- [ACTIVITY] What you give back must match the data below character for character.

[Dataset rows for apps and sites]
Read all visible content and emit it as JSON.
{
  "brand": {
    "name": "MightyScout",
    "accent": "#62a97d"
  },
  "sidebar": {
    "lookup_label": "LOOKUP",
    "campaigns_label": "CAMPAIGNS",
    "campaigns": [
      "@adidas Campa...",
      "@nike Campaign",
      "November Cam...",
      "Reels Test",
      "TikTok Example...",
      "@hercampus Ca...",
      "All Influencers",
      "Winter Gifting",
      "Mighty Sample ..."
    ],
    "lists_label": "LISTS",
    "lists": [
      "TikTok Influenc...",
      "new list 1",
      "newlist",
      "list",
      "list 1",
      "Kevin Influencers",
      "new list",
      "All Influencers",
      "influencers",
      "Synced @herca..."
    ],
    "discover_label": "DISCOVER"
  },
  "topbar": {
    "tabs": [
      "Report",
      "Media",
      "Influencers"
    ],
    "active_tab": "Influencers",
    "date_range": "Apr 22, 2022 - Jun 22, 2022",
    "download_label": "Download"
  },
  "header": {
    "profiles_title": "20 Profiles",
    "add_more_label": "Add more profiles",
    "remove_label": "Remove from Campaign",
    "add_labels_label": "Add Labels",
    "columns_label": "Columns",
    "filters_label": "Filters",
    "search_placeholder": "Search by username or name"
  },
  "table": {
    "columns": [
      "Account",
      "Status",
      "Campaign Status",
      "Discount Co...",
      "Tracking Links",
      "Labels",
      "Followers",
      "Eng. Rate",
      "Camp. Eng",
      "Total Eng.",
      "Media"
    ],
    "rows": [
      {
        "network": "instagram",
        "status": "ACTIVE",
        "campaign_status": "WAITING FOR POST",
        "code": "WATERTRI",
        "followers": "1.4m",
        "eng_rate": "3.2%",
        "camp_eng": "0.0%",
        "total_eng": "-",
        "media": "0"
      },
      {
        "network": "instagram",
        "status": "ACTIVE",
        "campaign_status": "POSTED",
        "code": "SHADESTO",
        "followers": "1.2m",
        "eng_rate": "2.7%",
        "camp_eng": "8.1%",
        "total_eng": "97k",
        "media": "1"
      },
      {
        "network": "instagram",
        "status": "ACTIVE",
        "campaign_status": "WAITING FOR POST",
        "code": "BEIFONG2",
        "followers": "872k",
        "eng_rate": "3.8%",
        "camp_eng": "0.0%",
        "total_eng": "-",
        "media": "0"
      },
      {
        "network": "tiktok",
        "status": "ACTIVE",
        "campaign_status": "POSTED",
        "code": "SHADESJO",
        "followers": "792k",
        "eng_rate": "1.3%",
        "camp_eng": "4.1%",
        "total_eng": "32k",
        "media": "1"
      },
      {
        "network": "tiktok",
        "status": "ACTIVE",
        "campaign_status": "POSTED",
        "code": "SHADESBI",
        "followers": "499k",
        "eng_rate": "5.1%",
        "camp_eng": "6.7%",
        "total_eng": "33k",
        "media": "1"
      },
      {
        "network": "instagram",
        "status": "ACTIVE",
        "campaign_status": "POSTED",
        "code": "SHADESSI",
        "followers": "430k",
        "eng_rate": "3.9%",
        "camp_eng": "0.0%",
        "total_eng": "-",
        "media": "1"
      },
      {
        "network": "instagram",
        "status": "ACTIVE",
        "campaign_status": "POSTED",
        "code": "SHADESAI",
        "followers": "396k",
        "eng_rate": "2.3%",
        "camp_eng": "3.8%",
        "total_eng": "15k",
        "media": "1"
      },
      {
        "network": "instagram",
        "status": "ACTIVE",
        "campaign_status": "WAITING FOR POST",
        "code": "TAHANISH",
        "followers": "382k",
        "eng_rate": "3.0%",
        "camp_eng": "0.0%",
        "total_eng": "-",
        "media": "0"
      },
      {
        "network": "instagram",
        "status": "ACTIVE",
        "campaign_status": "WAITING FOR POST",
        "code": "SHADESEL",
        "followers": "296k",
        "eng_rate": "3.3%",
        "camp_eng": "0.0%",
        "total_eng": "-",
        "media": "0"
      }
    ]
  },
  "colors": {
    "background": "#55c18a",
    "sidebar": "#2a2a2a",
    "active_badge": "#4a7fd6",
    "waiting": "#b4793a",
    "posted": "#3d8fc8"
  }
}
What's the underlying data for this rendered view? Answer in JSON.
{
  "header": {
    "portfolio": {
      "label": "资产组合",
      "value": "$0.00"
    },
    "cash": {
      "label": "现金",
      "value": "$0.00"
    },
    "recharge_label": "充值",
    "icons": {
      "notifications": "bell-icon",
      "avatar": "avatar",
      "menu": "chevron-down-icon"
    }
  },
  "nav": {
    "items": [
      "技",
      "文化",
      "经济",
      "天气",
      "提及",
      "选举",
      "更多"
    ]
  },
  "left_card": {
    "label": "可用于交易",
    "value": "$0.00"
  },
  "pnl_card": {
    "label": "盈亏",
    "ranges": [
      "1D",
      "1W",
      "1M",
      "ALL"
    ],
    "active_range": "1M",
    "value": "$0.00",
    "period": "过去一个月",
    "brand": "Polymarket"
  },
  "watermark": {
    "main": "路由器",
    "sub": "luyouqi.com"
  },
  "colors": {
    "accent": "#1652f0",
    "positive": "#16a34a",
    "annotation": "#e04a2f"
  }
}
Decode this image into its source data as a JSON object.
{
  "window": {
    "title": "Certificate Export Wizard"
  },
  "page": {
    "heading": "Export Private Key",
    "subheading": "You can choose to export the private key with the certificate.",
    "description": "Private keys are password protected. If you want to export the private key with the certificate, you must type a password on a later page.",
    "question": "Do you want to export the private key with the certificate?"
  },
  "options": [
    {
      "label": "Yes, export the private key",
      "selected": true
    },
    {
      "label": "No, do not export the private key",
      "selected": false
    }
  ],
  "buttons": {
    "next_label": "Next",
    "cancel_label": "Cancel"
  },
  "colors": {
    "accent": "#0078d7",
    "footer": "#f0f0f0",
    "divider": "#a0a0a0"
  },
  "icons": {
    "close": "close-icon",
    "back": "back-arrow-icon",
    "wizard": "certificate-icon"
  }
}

- [ANSWER FOR THIS EXERCISE]
Read all visible content and emit it as JSON.
{
  "brand": {
    "name": "MightyScout",
    "accent": "#62a97d"
  },
  "sidebar": {
    "lookup_label": "LOOKUP",
    "campaigns_label": "CAMPAIGNS",
    "campaigns": [
      "@adidas Campa...",
      "@nike Campaign",
      "November Cam...",
      "Reels Test",
      "TikTok Example...",
      "@hercampus Ca...",
      "All Influencers",
      "Winter Gifting",
      "Mighty Sample ..."
    ],
    "lists_label": "LISTS",
    "lists": [
      "TikTok Influenc...",
      "new list 1",
      "newlist",
      "list",
      "list 1",
      "Kevin Influencers",
      "new list",
      "All Influencers",
      "influencers",
      "Synced @herca..."
    ],
    "discover_label": "DISCOVER"
  },
  "topbar": {
    "tabs": [
      "Report",
      "Media",
      "Influencers"
    ],
    "active_tab": "Influencers",
    "date_range": "Apr 22, 2022 - Jun 22, 2022",
    "download_label": "Download"
  },
  "header": {
    "profiles_title": "20 Profiles",
    "add_more_label": "Add more profiles",
    "remove_label": "Remove from Campaign",
    "add_labels_label": "Add Labels",
    "columns_label": "Columns",
    "filters_label": "Filters",
    "search_placeholder": "Search by username or name"
  },
  "table": {
    "columns": [
      "Account",
      "Status",
      "Campaign Status",
      "Discount Co...",
      "Tracking Links",
      "Labels",
      "Followers",
      "Eng. Rate",
      "Camp. Eng",
      "Total Eng.",
      "Media"
    ],
    "rows": [
      {
        "network": "instagram",
        "status": "ACTIVE",
        "campaign_status": "WAITING FOR POST",
        "code": "WATERTRI",
        "followers": "1.4m",
        "eng_rate": "3.2%",
        "camp_eng": "0.0%",
        "total_eng": "-",
        "media": "0"
      },
      {
        "network": "instagram",
        "status": "ACTIVE",
        "campaign_status": "POSTED",
        "code": "SHADESTO",
        "followers": "1.2m",
        "eng_rate": "2.7%",
        "camp_eng": "8.1%",
        "total_eng": "97k",
        "media": "1"
      },
      {
        "network": "instagram",
        "status": "ACTIVE",
        "campaign_status": "WAITING FOR POST",
        "code": "BEIFONG2",
        "followers": "872k",
        "eng_rate": "3.8%",
        "camp_eng": "0.0%",
        "total_eng": "-",
        "media": "0"
      },
      {
        "network": "tiktok",
        "status": "ACTIVE",
        "campaign_status": "POSTED",
        "code": "SHADESJO",
        "followers": "792k",
        "eng_rate": "1.3%",
        "camp_eng": "4.1%",
        "total_eng": "32k",
        "media": "1"
      },
      {
        "network": "tiktok",
        "status": "ACTIVE",
        "campaign_status": "POSTED",
        "code": "SHADESBI",
        "followers": "499k",
        "eng_rate": "5.1%",
        "camp_eng": "6.7%",
        "total_eng": "33k",
        "media": "1"
      },
      {
        "network": "instagram",
        "status": "ACTIVE",
        "campaign_status": "POSTED",
        "code": "SHADESSI",
        "followers": "430k",
        "eng_rate": "3.9%",
        "camp_eng": "0.0%",
        "total_eng": "-",
        "media": "1"
      },
      {
        "network": "instagram",
        "status": "ACTIVE",
        "campaign_status": "POSTED",
        "code": "SHADESAI",
        "followers": "396k",
        "eng_rate": "2.3%",
        "camp_eng": "3.8%",
        "total_eng": "15k",
        "media": "1"
      },
      {
        "network": "instagram",
        "status": "ACTIVE",
        "campaign_status": "WAITING FOR POST",
        "code": "TAHANISH",
        "followers": "382k",
        "eng_rate": "3.0%",
        "camp_eng": "0.0%",
        "total_eng": "-",
        "media": "0"
      },
      {
        "network": "instagram",
        "status": "ACTIVE",
        "campaign_status": "WAITING FOR POST",
        "code": "SHADESEL",
        "followers": "296k",
        "eng_rate": "3.3%",
        "camp_eng": "0.0%",
        "total_eng": "-",
        "media": "0"
      }
    ]
  },
  "colors": {
    "background": "#55c18a",
    "sidebar": "#2a2a2a",
    "active_badge": "#4a7fd6",
    "waiting": "#b4793a",
    "posted": "#3d8fc8"
  }
}
What's the underlying data for this rendered view? Answer in JSON.
{
  "header": {
    "portfolio": {
      "label": "资产组合",
      "value": "$0.00"
    },
    "cash": {
      "label": "现金",
      "value": "$0.00"
    },
    "recharge_label": "充值",
    "icons": {
      "notifications": "bell-icon",
      "avatar": "avatar",
      "menu": "chevron-down-icon"
    }
  },
  "nav": {
    "items": [
      "技",
      "文化",
      "经济",
      "天气",
      "提及",
      "选举",
      "更多"
    ]
  },
  "left_card": {
    "label": "可用于交易",
    "value": "$0.00"
  },
  "pnl_card": {
    "label": "盈亏",
    "ranges": [
      "1D",
      "1W",
      "1M",
      "ALL"
    ],
    "active_range": "1M",
    "value": "$0.00",
    "period": "过去一个月",
    "brand": "Polymarket"
  },
  "watermark": {
    "main": "路由器",
    "sub": "luyouqi.com"
  },
  "colors": {
    "accent": "#1652f0",
    "positive": "#16a34a",
    "annotation": "#e04a2f"
  }
}
Decode this image into its source data as a JSON object.
{
  "window": {
    "title": "Certificate Export Wizard"
  },
  "page": {
    "heading": "Export Private Key",
    "subheading": "You can choose to export the private key with the certificate.",
    "description": "Private keys are password protected. If you want to export the private key with the certificate, you must type a password on a later page.",
    "question": "Do you want to export the private key with the certificate?"
  },
  "options": [
    {
      "label": "Yes, export the private key",
      "selected": true
    },
    {
      "label": "No, do not export the private key",
      "selected": false
    }
  ],
  "buttons": {
    "next_label": "Next",
    "cancel_label": "Cancel"
  },
  "colors": {
    "accent": "#0078d7",
    "footer": "#f0f0f0",
    "divider": "#a0a0a0"
  },
  "icons": {
    "close": "close-icon",
    "back": "back-arrow-icon",
    "wizard": "certificate-icon"
  }
}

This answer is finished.